When a manufacturer approaches a prospective manufacturers’ representative, the manufacturers’ representative wants to learn two things. First, does this company supply a product or service my customers need? If yes, the next thing they want to learn is, do they understand the professional way to work with us?
What do we mean by that?
Before coming to MANA, I owned a manufacturers’ representative business. Prior to that, I worked as a sales manager for a company that sold through independent manufacturers’ representatives. That experience, along with what I learned here at MANA, taught me there are three kinds of principals. The first are those who “get it,” the ones who perform as professional role models on how to partner with their reps. These principals become emotional favorites and their manufacturers’ representatives spend far more time selling their products than other principals’.
Principals new to working with manufacturers’ representatives but who want to do it right make up the second group. They make an effort to learn how to become like the first group. The ones who joined MANA access the “Steps to Being a Quality Principal” online educational program. They invest time to learn the right way to work with their manufacturers’ representatives. That investment brings a substantial return when their manufacturers’ representatives respond by selling more for them.
The third group wants to do “their way or the highway.” In some cases, they act like they are the boss and the manufacturers’ representative is the employee. Bad mistake! In other cases, they believe the manufacturers’ representatives make too much money. Those relationships turn adversarial.
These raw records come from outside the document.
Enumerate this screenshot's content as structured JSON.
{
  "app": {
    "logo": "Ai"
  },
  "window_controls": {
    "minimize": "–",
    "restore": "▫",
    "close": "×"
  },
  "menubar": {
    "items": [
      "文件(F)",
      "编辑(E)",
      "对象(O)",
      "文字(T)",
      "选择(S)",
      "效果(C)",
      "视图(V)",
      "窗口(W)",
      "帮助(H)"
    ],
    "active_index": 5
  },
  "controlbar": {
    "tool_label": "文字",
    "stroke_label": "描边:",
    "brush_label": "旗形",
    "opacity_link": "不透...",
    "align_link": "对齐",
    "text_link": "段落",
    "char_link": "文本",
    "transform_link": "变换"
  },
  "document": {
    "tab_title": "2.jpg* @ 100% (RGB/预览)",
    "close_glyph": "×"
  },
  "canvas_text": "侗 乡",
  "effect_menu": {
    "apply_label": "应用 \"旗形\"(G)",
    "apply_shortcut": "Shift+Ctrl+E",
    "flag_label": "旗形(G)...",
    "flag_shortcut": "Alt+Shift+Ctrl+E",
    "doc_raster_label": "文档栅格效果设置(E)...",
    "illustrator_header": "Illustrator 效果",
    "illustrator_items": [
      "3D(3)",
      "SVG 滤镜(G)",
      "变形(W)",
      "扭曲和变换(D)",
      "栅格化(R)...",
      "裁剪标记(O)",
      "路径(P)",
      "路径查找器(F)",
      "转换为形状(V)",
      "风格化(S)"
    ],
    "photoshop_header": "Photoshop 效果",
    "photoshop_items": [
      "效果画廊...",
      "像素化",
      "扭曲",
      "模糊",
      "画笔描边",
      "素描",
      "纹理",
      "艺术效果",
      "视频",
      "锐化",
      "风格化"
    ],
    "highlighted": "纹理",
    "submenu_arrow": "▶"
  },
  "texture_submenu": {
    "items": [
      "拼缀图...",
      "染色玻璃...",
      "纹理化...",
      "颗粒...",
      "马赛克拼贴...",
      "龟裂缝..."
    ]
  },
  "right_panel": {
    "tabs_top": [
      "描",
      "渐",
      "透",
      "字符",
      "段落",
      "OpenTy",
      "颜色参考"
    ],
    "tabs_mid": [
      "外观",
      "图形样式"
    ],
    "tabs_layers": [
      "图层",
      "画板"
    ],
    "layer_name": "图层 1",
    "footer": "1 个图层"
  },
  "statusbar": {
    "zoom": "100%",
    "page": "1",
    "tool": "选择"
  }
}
They fail to work and the manufacturer blames the manufacturers’ representative.
On the other side of the relationship, the manufacturers’ representative population is not all created equal. Fortunately, a significant number operate as professionals and exceed their principals’ expectations. At the other end of the spectrum, you find “reps” that operate as salespeople who pay their own expenses. They do not operate as professional businesspeople and fail to meet expectations.
How do principals attract and sign up the professional manufacturers’ representatives? When they reach out to prospects, they market themselves as a company that understands the effective way to partner with them. They let prospective manufacturers’ representatives know they want long-term, high-trust and mutually profitable relationships. Once they sign agreements, they behave accordingly.
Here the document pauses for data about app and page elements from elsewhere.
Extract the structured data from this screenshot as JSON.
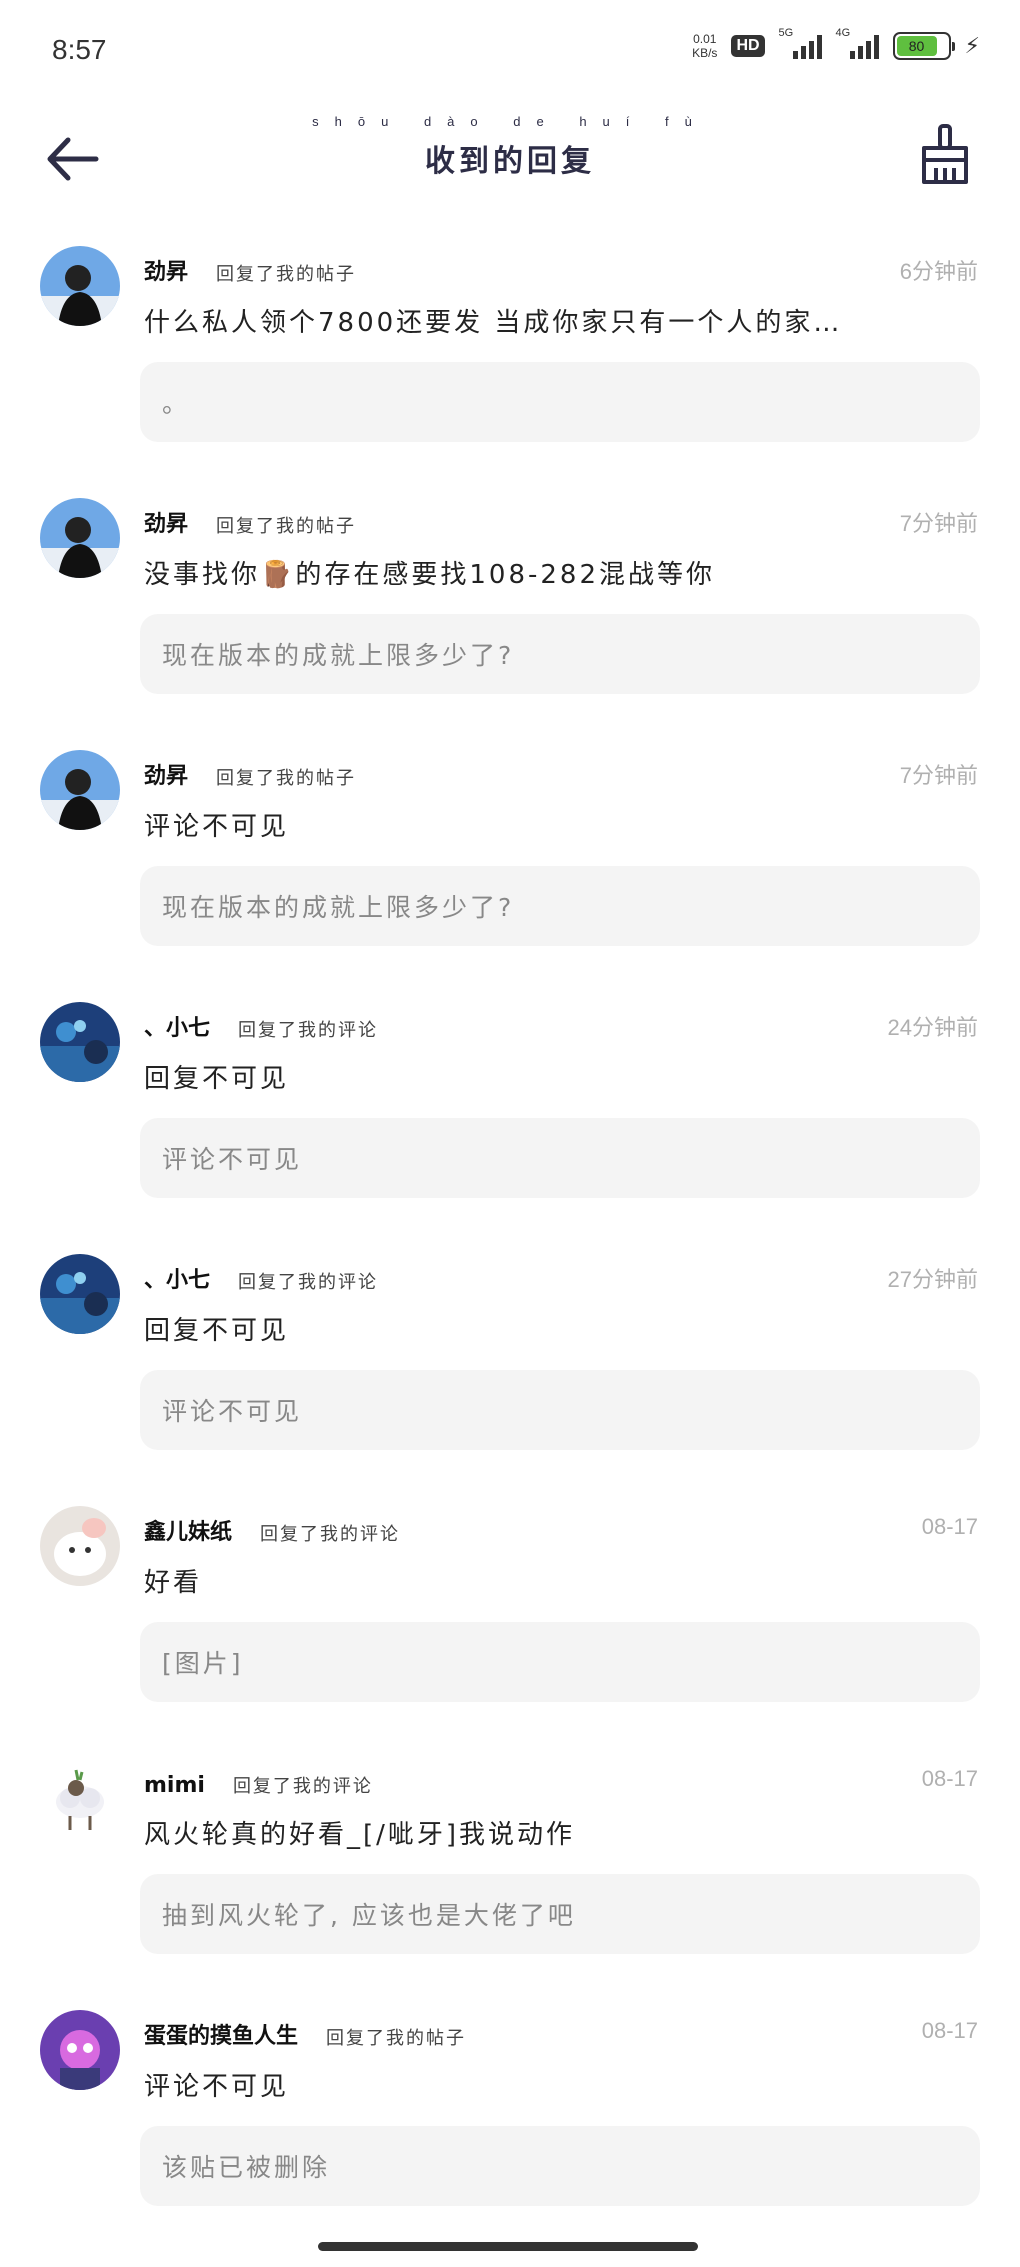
{
  "status_bar": {
    "time": "8:57",
    "net_speed": "0.01",
    "net_speed_unit": "KB/s",
    "hd": "HD",
    "signal1_label": "5G",
    "signal2_label": "4G",
    "battery": "80"
  },
  "header": {
    "title": "收到的回复",
    "title_pinyin": "shōu dào de huí fù"
  },
  "replies": [
    {
      "username": "劲昇",
      "action": "回复了我的帖子",
      "time": "6分钟前",
      "content": "什么私人领个7800还要发 当成你家只有一个人的家…",
      "quote": "。",
      "avatar": "avatar-person-sky"
    },
    {
      "username": "劲昇",
      "action": "回复了我的帖子",
      "time": "7分钟前",
      "content": "没事找你🪵的存在感要找108-282混战等你",
      "quote": "现在版本的成就上限多少了?",
      "avatar": "avatar-person-sky"
    },
    {
      "username": "劲昇",
      "action": "回复了我的帖子",
      "time": "7分钟前",
      "content": "评论不可见",
      "quote": "现在版本的成就上限多少了?",
      "avatar": "avatar-person-sky"
    },
    {
      "username": "、小七",
      "action": "回复了我的评论",
      "time": "24分钟前",
      "content": "回复不可见",
      "quote": "评论不可见",
      "avatar": "avatar-blue-scene"
    },
    {
      "username": "、小七",
      "action": "回复了我的评论",
      "time": "27分钟前",
      "content": "回复不可见",
      "quote": "评论不可见",
      "avatar": "avatar-blue-scene"
    },
    {
      "username": "鑫儿妹纸",
      "action": "回复了我的评论",
      "time": "08-17",
      "content": "好看",
      "quote": "[图片]",
      "avatar": "avatar-white-cat"
    },
    {
      "username": "mimi",
      "action": "回复了我的评论",
      "time": "08-17",
      "content": "风火轮真的好看_[/呲牙]我说动作",
      "quote": "抽到风火轮了, 应该也是大佬了吧",
      "avatar": "avatar-sheep"
    },
    {
      "username": "蛋蛋的摸鱼人生",
      "action": "回复了我的帖子",
      "time": "08-17",
      "content": "评论不可见",
      "quote": "该贴已被删除",
      "avatar": "avatar-purple-character"
    }
  ]
}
MANA helps manufacturers connect with professional manufacturers’ representatives in a couple of ways. The manufacturers join MANA and use the RepFinder to create prospect lists and contact likely prospects either by calling or e-mailing them. Regardless, your message needs to not only tell them what you supply, but how you plan to work with them. Some use the ad programs we offer, either in Agency Sales magazine or the online ad platform. Again, you need to get your commitment to the independent rep way of selling across in your ad.
I learned a lesson a long time ago in a marketing course I took. Be sure that what you market accurately describes what you offer. Worst outcome that can happen is when someone buys into what you offered only to learn what they got nowhere near represents what you told them to expect. The trust level goes negative big-time and the manufacturers’ representatives spend time and effort selling other principals’ products rather than yours. You must “walk the talk.”
Learn the effective way to partner with your manufacturers’ representatives and get your message across when you recruit new ones. Work with them as “Partners in Profits,” and that creates the desired outcome for both of you.
Jerry Leth, MANA’s vice-president and general manager, started as membership manager in August 2000. Previously, Jerry owned and operated Letco Tech Sales, Inc., a MANA member, multi-line professional outsourced sales agency he founded in 1989. Before starting his own agency, he managed a network of manufacturers’ reps as vice-president of sales and marketing for torque and tension equipment. Jerry graduated from Stanford with a mechanical engineering degree. He started his career at Hills Brothers Coffee in San Francisco in engineering and production before embarking on a sales career.